Page and application data records
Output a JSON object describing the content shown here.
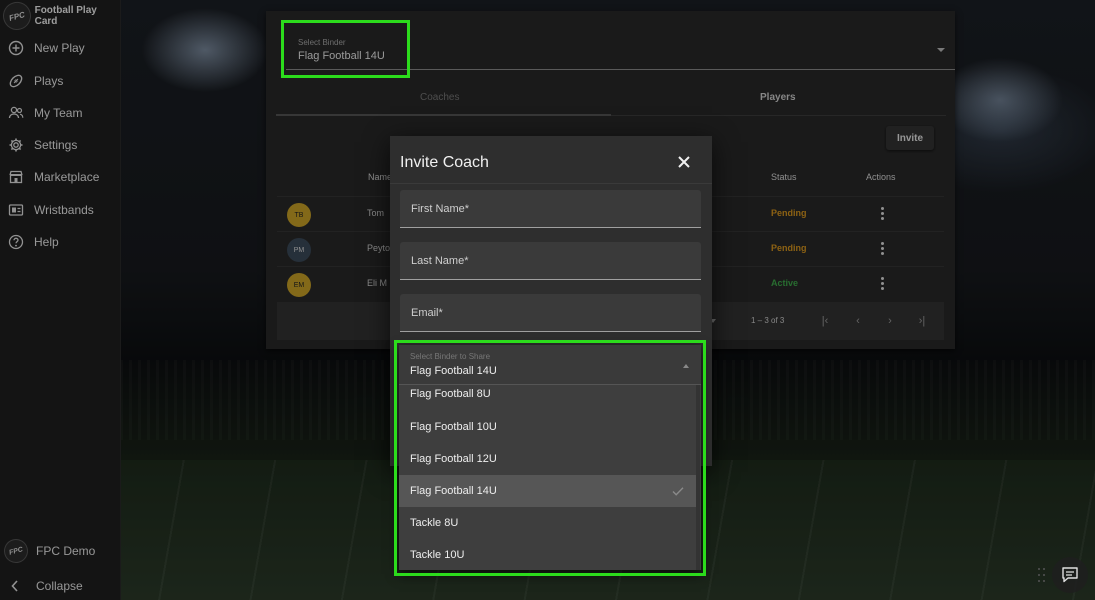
{
  "app": {
    "title": "Football Play Card",
    "logo_text": "FPC"
  },
  "sidebar": {
    "items": [
      {
        "label": "New Play",
        "icon": "plus-circle-icon"
      },
      {
        "label": "Plays",
        "icon": "football-icon"
      },
      {
        "label": "My Team",
        "icon": "team-icon"
      },
      {
        "label": "Settings",
        "icon": "gear-icon"
      },
      {
        "label": "Marketplace",
        "icon": "storefront-icon"
      },
      {
        "label": "Wristbands",
        "icon": "wristband-icon"
      },
      {
        "label": "Help",
        "icon": "help-circle-icon"
      }
    ],
    "user_name": "FPC Demo",
    "user_logo_text": "FPC",
    "collapse_label": "Collapse"
  },
  "binder_select": {
    "label": "Select Binder",
    "value": "Flag Football 14U"
  },
  "tabs": {
    "coaches_label": "Coaches",
    "players_label": "Players"
  },
  "toolbar": {
    "invite_label": "Invite"
  },
  "table": {
    "headers": {
      "name": "Name",
      "status": "Status",
      "actions": "Actions"
    },
    "rows": [
      {
        "initials": "TB",
        "name": "Tom",
        "status": "Pending",
        "avatar_color": "#c9a227",
        "status_color": "#d9971e"
      },
      {
        "initials": "PM",
        "name": "Peyto",
        "status": "Pending",
        "avatar_color": "#3b4a5a",
        "status_color": "#d9971e"
      },
      {
        "initials": "EM",
        "name": "Eli M",
        "status": "Active",
        "avatar_color": "#c9a227",
        "status_color": "#3ea84a"
      }
    ]
  },
  "pagination": {
    "range": "1 – 3 of 3"
  },
  "modal": {
    "title": "Invite Coach",
    "first_name_placeholder": "First Name*",
    "last_name_placeholder": "Last Name*",
    "email_placeholder": "Email*",
    "binder_label": "Select Binder to Share",
    "binder_value": "Flag Football 14U",
    "binder_options": [
      {
        "label": "Flag Football 8U",
        "selected": false
      },
      {
        "label": "Flag Football 10U",
        "selected": false
      },
      {
        "label": "Flag Football 12U",
        "selected": false
      },
      {
        "label": "Flag Football 14U",
        "selected": true
      },
      {
        "label": "Tackle 8U",
        "selected": false
      },
      {
        "label": "Tackle 10U",
        "selected": false
      }
    ]
  },
  "colors": {
    "highlight": "#2cdc1c",
    "pending": "#d9971e",
    "active": "#3ea84a",
    "sidebar_bg": "#1f1f1f",
    "panel_bg": "#292929"
  }
}
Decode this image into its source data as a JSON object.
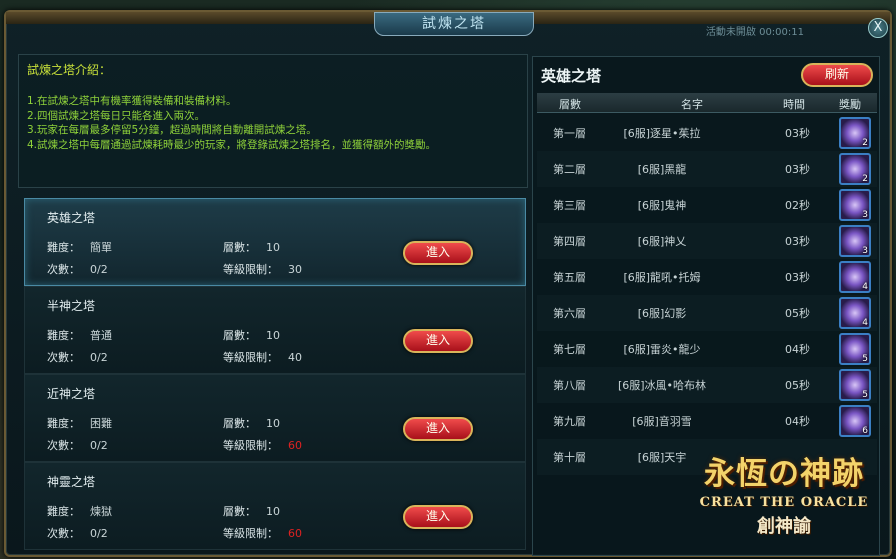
{
  "window": {
    "title": "試煉之塔",
    "top_status": "活動未開啟 00:00:11",
    "close_label": "X"
  },
  "intro": {
    "title": "試煉之塔介紹：",
    "lines": [
      "1.在試煉之塔中有機率獲得裝備和裝備材料。",
      "2.四個試煉之塔每日只能各進入兩次。",
      "3.玩家在每層最多停留5分鐘，超過時間將自動離開試煉之塔。",
      "4.試煉之塔中每層通過試煉耗時最少的玩家，將登錄試煉之塔排名，並獲得額外的獎勵。"
    ]
  },
  "labels": {
    "difficulty": "難度：",
    "count": "次數：",
    "floors": "層數：",
    "level_limit": "等級限制：",
    "enter": "進入"
  },
  "towers": [
    {
      "name": "英雄之塔",
      "difficulty": "簡單",
      "count": "0/2",
      "floors": "10",
      "level_limit": "30",
      "limit_red": false,
      "selected": true
    },
    {
      "name": "半神之塔",
      "difficulty": "普通",
      "count": "0/2",
      "floors": "10",
      "level_limit": "40",
      "limit_red": false,
      "selected": false
    },
    {
      "name": "近神之塔",
      "difficulty": "困難",
      "count": "0/2",
      "floors": "10",
      "level_limit": "60",
      "limit_red": true,
      "selected": false
    },
    {
      "name": "神靈之塔",
      "difficulty": "煉獄",
      "count": "0/2",
      "floors": "10",
      "level_limit": "60",
      "limit_red": true,
      "selected": false
    }
  ],
  "ranking": {
    "title": "英雄之塔",
    "refresh_label": "刷新",
    "headers": {
      "floor": "層數",
      "name": "名字",
      "time": "時間",
      "reward": "獎勵"
    },
    "rows": [
      {
        "floor": "第一層",
        "name": "[6服]逐星•茱拉",
        "time": "03秒",
        "reward_count": "2"
      },
      {
        "floor": "第二層",
        "name": "[6服]黑龍",
        "time": "03秒",
        "reward_count": "2"
      },
      {
        "floor": "第三層",
        "name": "[6服]鬼神",
        "time": "02秒",
        "reward_count": "3"
      },
      {
        "floor": "第四層",
        "name": "[6服]神乂",
        "time": "03秒",
        "reward_count": "3"
      },
      {
        "floor": "第五層",
        "name": "[6服]龍吼•托姆",
        "time": "03秒",
        "reward_count": "4"
      },
      {
        "floor": "第六層",
        "name": "[6服]幻影",
        "time": "05秒",
        "reward_count": "4"
      },
      {
        "floor": "第七層",
        "name": "[6服]雷炎•龍少",
        "time": "04秒",
        "reward_count": "5"
      },
      {
        "floor": "第八層",
        "name": "[6服]冰風•哈布林",
        "time": "05秒",
        "reward_count": "5"
      },
      {
        "floor": "第九層",
        "name": "[6服]音羽雪",
        "time": "04秒",
        "reward_count": "6"
      },
      {
        "floor": "第十層",
        "name": "[6服]天宇",
        "time": "",
        "reward_count": ""
      }
    ]
  },
  "logo": {
    "main": "永恆の神跡",
    "english": "CREAT THE ORACLE",
    "sub": "創神諭"
  },
  "colors": {
    "accent_gold": "#d9b45a",
    "intro_green": "#8fd23a",
    "button_red": "#c41e28",
    "limit_red": "#d22"
  }
}
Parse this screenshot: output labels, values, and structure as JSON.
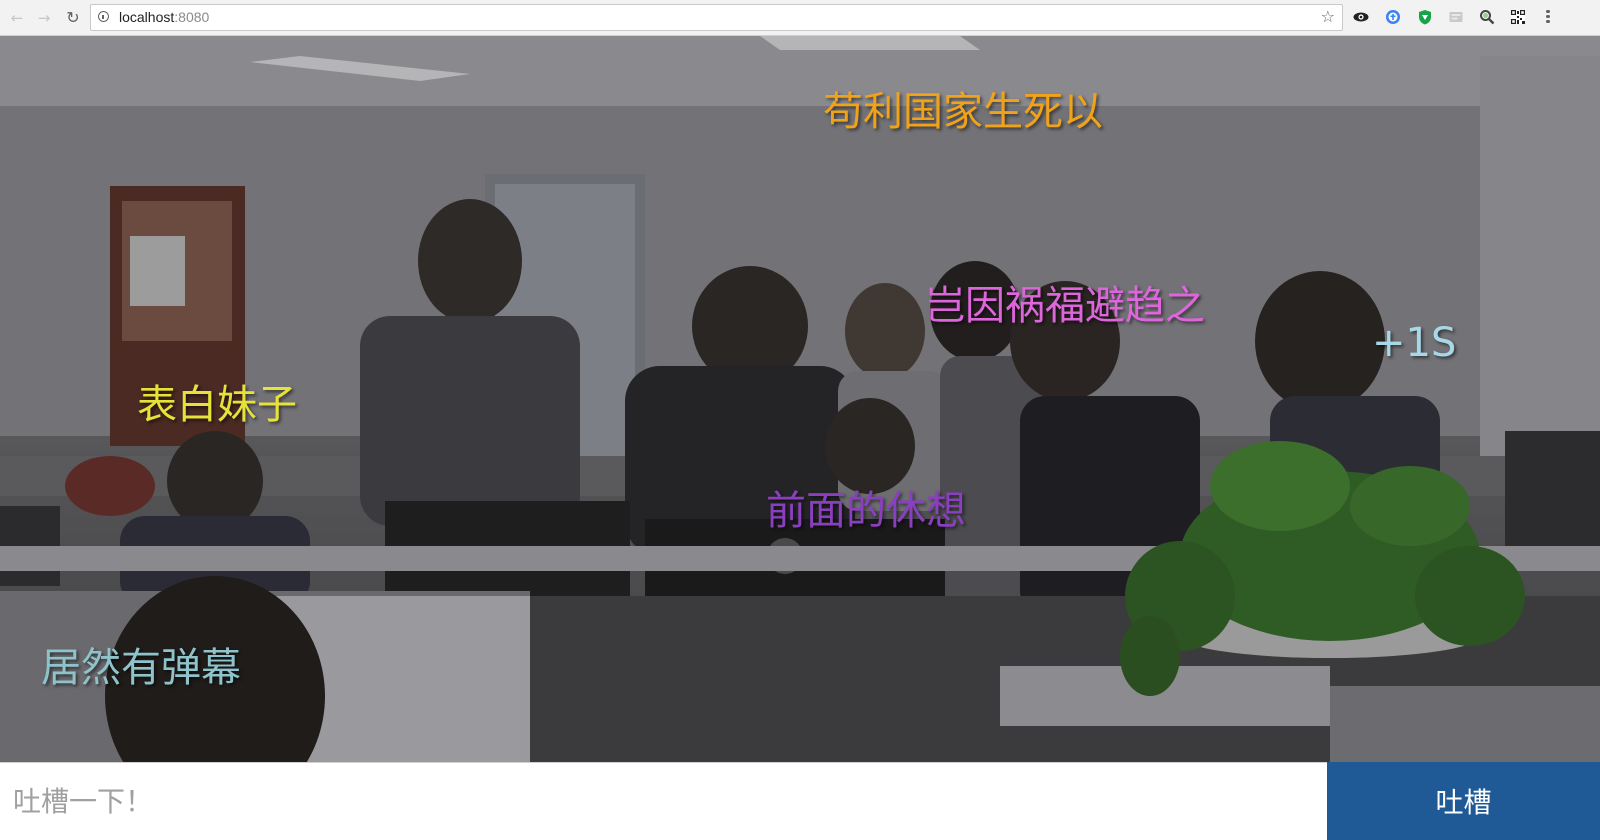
{
  "browser": {
    "address": "localhost",
    "port": ":8080",
    "star_icon": "star-icon",
    "extensions": [
      "eye-icon",
      "translate-icon",
      "shield-icon",
      "extension-icon",
      "zoom-icon",
      "qr-code-icon"
    ]
  },
  "danmaku": [
    {
      "text": "苟利国家生死以",
      "color": "#f0a21a"
    },
    {
      "text": "岂因祸福避趋之",
      "color": "#dd66dd"
    },
    {
      "text": "+1S",
      "color": "#a8d8e8"
    },
    {
      "text": "表白妹子",
      "color": "#e6e23a"
    },
    {
      "text": "前面的休想",
      "color": "#8a3fbf"
    },
    {
      "text": "居然有弹幕",
      "color": "#8fc3cb"
    }
  ],
  "comment": {
    "placeholder": "吐槽一下！",
    "value": "",
    "submit_label": "吐槽"
  },
  "colors": {
    "submit_bg": "#1f5a96",
    "shield_green": "#16a34a"
  }
}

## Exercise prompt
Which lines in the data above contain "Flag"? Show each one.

## Output for this exercise
    "value": "Flag Football 14U"
    "binder_value": "Flag Football 14U",
        "label": "Flag Football 8U",
        "label": "Flag Football 10U",
        "label": "Flag Football 12U",
        "label": "Flag Football 14U",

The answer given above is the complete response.